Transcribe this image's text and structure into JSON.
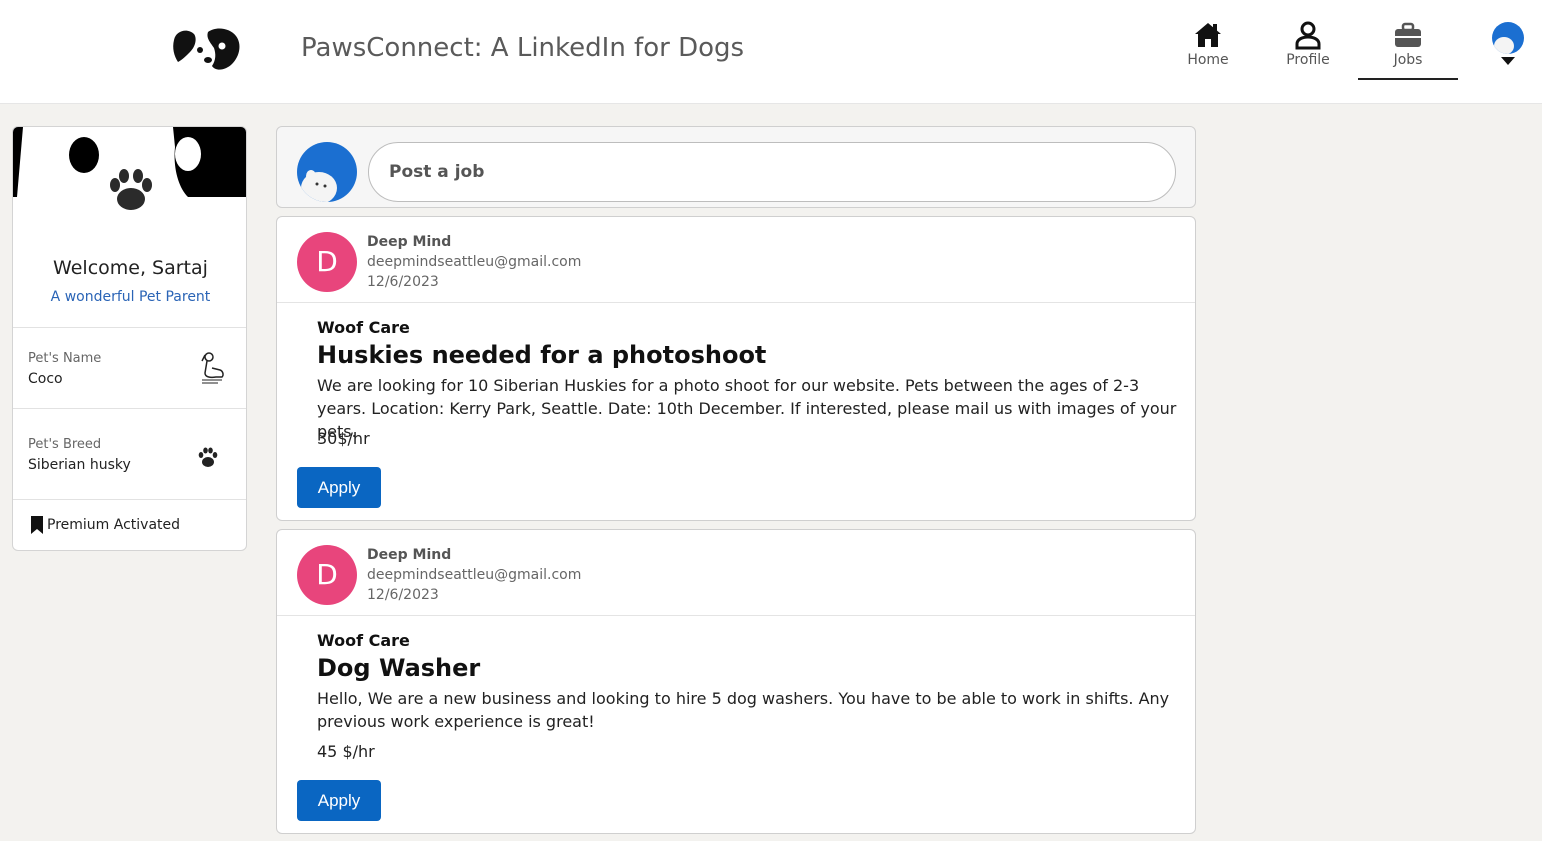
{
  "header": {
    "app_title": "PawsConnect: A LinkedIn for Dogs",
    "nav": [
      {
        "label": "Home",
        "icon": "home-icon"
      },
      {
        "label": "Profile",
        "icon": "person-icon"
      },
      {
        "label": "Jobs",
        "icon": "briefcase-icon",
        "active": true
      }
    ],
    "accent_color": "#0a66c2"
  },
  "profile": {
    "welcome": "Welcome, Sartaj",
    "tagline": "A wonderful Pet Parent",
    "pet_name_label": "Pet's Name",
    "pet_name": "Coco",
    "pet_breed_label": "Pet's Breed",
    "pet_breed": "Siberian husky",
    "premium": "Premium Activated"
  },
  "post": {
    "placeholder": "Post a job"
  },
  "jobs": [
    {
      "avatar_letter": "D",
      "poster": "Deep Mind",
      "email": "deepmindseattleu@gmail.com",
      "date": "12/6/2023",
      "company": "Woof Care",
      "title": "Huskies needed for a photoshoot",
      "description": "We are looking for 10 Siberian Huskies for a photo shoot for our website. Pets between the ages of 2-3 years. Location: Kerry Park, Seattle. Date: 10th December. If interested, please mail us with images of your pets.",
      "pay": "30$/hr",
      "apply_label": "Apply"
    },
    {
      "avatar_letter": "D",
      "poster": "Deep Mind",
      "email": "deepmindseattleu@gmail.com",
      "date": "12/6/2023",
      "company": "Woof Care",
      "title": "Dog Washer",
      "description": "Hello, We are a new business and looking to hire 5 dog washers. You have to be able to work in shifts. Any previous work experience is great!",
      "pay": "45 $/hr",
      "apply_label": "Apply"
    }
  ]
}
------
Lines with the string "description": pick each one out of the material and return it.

      "description": "We are looking for 10 Siberian Huskies for a photo shoot for our website. Pets between the ages of 2-3 years. Location: Kerry Park, Seattle. Date: 10th December. If interested, please mail us with images of your pets.",
      "description": "Hello, We are a new business and looking to hire 5 dog washers. You have to be able to work in shifts. Any previous work experience is great!",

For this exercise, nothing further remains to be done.